Due to the hurricane and resulting loss of power, my Halloween post
did not make it.
So, without further ado . . .
Several readers have asked me about the weed that killed Lincoln's mother.
So, here is an excerpt from the book, "Wicked Plants," by Amy Stewart.
(a fascinating little volume)
"Milk sickness was a disease that caused weakness, vomiting, tremors and delirium. Cattle contracted the disease by grazing on White Snakeroot, and it was passed on in their milk, butter and meat. Few people realized this at the time, and when Nancy Hanks Lincoln contracted the illness, she died after a week, as did her aunt, uncle and several other people in the town. She died at the age of 34, leaving behind 9 year old Abraham and his sister Sarah.
"During the nineteenth century a few doctors and farmers independently discovered white snakeroot was the cause of milk sickness, but news traveled slowly in those days. An Illinois doctor named Anna Bixby noticed the seasonality of the disease and speculated that it might have to do with the emergence of a particular plant in summer. She fed white snakeroot to a calf to confirm the disease. She led a campaign to eradicate the plant from her community, and almost eliminated milk sickness in the area by 1834.
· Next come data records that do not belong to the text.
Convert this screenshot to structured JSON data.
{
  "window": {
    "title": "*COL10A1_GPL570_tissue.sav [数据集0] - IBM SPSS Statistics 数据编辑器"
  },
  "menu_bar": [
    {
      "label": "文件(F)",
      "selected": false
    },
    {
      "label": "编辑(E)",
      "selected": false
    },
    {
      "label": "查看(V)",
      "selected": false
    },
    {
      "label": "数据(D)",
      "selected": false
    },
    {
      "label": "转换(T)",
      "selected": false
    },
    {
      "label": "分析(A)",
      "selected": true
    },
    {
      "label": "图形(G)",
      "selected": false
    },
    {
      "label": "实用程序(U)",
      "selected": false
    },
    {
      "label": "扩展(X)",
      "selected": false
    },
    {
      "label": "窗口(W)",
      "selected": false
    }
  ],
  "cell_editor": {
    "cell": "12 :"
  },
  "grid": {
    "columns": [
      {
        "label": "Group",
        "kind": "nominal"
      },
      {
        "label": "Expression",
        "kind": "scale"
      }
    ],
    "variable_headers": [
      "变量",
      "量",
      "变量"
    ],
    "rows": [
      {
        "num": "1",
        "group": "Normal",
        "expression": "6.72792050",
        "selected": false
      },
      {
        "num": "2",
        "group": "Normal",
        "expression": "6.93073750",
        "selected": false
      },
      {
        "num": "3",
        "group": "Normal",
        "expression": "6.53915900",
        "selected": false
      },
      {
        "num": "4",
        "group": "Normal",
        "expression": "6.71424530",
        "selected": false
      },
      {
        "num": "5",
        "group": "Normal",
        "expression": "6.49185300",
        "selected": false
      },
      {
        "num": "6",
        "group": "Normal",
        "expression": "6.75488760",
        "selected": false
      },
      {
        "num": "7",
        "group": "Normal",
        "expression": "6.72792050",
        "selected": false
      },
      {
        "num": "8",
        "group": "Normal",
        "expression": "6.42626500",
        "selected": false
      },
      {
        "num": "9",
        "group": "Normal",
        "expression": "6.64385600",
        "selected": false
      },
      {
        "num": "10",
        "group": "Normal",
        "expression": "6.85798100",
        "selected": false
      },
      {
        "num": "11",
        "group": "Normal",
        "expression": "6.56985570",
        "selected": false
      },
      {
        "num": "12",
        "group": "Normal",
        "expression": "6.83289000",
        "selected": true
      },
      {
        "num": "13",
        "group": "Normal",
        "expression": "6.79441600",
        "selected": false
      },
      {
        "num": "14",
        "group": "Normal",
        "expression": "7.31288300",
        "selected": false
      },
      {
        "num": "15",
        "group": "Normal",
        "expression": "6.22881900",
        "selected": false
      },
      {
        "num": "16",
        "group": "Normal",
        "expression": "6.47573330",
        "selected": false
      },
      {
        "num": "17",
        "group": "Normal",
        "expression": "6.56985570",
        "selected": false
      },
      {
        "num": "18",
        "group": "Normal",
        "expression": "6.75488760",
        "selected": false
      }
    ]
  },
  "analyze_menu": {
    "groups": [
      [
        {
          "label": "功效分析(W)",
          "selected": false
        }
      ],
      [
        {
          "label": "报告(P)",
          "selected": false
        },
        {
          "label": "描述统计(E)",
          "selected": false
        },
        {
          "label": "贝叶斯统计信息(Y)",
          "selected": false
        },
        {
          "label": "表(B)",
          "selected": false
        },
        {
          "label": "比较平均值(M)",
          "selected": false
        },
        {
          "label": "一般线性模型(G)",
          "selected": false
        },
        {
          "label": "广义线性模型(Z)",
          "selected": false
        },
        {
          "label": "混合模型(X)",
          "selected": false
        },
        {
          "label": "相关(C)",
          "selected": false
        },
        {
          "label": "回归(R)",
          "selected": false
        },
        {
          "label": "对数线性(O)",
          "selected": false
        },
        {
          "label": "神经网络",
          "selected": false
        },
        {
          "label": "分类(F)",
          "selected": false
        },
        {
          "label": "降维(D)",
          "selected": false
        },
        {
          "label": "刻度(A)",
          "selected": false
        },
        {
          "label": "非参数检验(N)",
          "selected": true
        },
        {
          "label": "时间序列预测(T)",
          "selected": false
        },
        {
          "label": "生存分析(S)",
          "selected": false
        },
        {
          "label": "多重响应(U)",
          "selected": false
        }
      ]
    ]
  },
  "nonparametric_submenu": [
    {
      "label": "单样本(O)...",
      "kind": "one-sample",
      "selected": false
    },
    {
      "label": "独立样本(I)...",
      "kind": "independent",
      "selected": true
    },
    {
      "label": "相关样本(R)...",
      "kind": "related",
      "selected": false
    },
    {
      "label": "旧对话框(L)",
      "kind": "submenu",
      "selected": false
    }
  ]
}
"White snakeroot grows to four feet tall and produces small white clusters of flowers similar to Queen Anne's lace. The plant is still found in the woods across eastern North America and throughout the south."
Several other interesting tidbits are found in this book, including the fact that the drug company Bayer introduced an extract from the poppy in 1868,
that it named "Heroin." It was sold as a cough syrup for children and adults,
and was on the market for two years.